The Best Contemporary Art Galleries for Emerging Artists in Toronto
The best galleries for emerging artists in Toronto are great places for a truly divergent, original art experience. If you're looking for art that's not expensive, and not created en masse to decorate a condo, these venues will show you work that's experimental, seedy, playful, and ignores everything we know about art from the past - all in spaces that are often run by the emerging artists themselves. If you're jonesing to rub elbows with the new guys in the city's art scene, you can get your fix here.
Here are the best galleries for emerging artists in Toronto.
Located in a converted 1950s smoke shop at Dundas and Roncesvalles, The Black Cat is one of the most Toronto-centric gallery spaces, showing mostly local art, and intersecting three art-heavy neighbourhoods - Bloordale, The Junction, and Roncesvalles. With a heavy exhibition turnover rate, a ton of diversity of content, and well-attended openings, they offer lots of opportunity for emerging artists to have their work seen by lots of eyes. More »
Hashtag's mandate revolves around showcasing the energetic, creative output of the internet-savvy generation (i.e. the ones who get what "#hashtag" refers to). As a result, most of the work here references illustration and design more than didactic practices; Hashtag's artists are a diverse bunch working in a variety of media. The gallery also offers support services like framing, art installation, and event planning to help make art creation a bit easier for everyone. More »
On Dundas West, near aesthetically-similar spaces like Erin Stump Projects, Jr. Projects, and Art Metropole, LE Gallery hosts emerging artists exclusively. In fact, LE's young director Wil Kucey (who opened the gallery in his third year of Curatorial Studies at OCAD) says that he's more invested in an artist's practice as a whole than their specific works - inspiring words for artists who have yet to find their niche, which is, sadly, a necessary part of navigating the art world successfully. More »

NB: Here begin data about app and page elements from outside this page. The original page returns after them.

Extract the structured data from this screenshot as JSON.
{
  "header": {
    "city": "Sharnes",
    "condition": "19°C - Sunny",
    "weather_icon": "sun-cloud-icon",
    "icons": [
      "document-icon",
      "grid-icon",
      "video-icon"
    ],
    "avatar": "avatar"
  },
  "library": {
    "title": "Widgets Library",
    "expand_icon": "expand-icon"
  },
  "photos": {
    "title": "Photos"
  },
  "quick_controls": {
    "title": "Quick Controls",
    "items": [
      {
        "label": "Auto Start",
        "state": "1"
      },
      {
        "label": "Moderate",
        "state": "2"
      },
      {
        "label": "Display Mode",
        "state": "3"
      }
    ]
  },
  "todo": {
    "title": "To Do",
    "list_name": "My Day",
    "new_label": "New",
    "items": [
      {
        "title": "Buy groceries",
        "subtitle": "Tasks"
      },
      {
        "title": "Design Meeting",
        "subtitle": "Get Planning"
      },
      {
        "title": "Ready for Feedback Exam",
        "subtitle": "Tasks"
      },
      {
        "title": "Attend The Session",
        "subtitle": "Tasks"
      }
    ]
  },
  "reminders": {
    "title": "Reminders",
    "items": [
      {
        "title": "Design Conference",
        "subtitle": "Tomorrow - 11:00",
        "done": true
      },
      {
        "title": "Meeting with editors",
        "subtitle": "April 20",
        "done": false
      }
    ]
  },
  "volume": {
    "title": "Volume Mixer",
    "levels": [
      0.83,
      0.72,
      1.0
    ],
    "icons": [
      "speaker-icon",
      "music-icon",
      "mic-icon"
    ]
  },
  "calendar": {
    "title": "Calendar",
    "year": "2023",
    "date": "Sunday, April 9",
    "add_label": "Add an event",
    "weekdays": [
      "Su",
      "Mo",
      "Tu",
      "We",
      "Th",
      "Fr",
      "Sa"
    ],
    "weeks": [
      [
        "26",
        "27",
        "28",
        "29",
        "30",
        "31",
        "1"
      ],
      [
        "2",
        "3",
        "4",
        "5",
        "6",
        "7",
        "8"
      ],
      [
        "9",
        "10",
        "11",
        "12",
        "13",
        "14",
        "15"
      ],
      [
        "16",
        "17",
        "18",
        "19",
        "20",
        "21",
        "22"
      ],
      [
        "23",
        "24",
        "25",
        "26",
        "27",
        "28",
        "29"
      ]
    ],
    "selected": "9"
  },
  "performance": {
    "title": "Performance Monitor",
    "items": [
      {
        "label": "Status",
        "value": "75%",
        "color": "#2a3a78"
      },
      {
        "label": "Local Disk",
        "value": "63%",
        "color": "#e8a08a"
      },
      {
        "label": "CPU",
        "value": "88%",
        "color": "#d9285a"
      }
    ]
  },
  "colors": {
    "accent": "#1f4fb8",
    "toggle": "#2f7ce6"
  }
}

MKG127 is one of the few galleries for national emerging artists that puts up non-traditional, experimental shows (for instance, last summer's all-female group show). The space uniquely offers two exhibition areas, and often, in group shows, emerging talent has an opportunity to show bold work alongside one of their inventory of established artists. More »
An institution strictly for emerging artists, Xpace is a non-commercial artist-run centre, funded by the OCAD Student Union - and much of the work here features its students or alumni. The gallery's frequent programming typically includes a group show in the front, a solo show in the back, and a one-artist window space at their successful new-ish Lansdowne gallery. Expect to see some of the city's best young talent here at their well-attended openings (oh, and lots of cool fashion too). More »
Tucked on a small residential space off Noble Street in Parkdale, Goodfellas is one of the largest and most unique commercial art spaces in the city. Their roster is made up entirely of painters, so it's an excellent space to come look for art that you may actually consider putting above your mantel. It's also a great venue for a party - as the site of the most recent Vice Photo Show, the multi-level space was great for coupling art-gazing with socializing. More »
Narwhal focuses primarily on didactic, discursive projects that feed into the criticality of the contemporary art world. With an international wield that comes from its well-connected founders and involvement in art events, the gallery's new-and-improved Junction space is one of the best arenas for emerging arts to create liaisons with a larger community. More »
As both a studio and a gallery, Huntclub offers emerging talent a place to work, find mentorship in business practices and show their work, all in one. The gallery epresents an eclectic range of creative types with a special interest in craft and artisanal work. The founders hope to engage the artistic community in a social way, and bring accessible art to Little Italy. More »